We have experimented with several versions of this. This is the current favorite, but you could certainly try other greens and cheeses depending on what you have available. After nibbling on all the greens in the market, mustard greens are our current favorite for that extra zing of flavor. Sharp/tart cheeses are preferable; just think what a little splash of vinegar does for greens and you get the idea. Go heavier on the red pepper if you like – we need to follow The Middle Way here at the inn.
½ cup quinoa (a mix of red and white looks especially nice)
1 cup water
1 small sweet onion, chopped medium fine
1 bunch leeks, white and light green parts, halved longways and cut into 1/8” semi-circles
1 bunch mustard greens, stemmed and coarse chopped
¼ tsp. red pepper flakes
½ cup grated Cabot White 3-Year Cheddar
5 oz. goat cheese, softened
½ tsp. salt
¼ tsp. cayenne pepper
4 eggs, room temp.
Cook quinoa according to package instructions. Dump into large mixing bowl to cool.
Sauté onion in a little olive oil until soft. Add leeks (make sure they are well washed) to the pan and continue until they are soft as well. Dump into the quinoa bowl. Sauté greens with red pepper flakes until wilted. Add to the big bowl and toss until evenly distributed. Add white cheddar to the bowl mixture and toss again.
Beat goat cheese until soft and fluffy. Mix salt and pepper together with each other before adding to goat cheese. Beat until blended. Continue beating, adding eggs, and mix well. Pour goat cheese mixture over the big-bowl ingredients and mix well. Put into a 9” pie pan that has been sprayed with vegetable oil spray.

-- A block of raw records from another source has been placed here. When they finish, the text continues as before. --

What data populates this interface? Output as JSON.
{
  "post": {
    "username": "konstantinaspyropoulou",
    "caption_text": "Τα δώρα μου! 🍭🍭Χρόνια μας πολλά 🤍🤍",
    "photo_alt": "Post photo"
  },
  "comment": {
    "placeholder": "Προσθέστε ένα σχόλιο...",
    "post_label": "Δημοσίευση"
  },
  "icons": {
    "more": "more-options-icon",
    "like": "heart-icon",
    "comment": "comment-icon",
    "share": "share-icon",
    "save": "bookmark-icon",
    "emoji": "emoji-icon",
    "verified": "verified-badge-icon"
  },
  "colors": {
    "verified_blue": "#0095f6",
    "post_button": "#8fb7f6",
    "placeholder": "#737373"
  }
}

Bake in 350 degree oven about 45 minutes until edges begin to brown and eggs are set (knife comes out clean). Allow to cool 10-15 minutes before serving.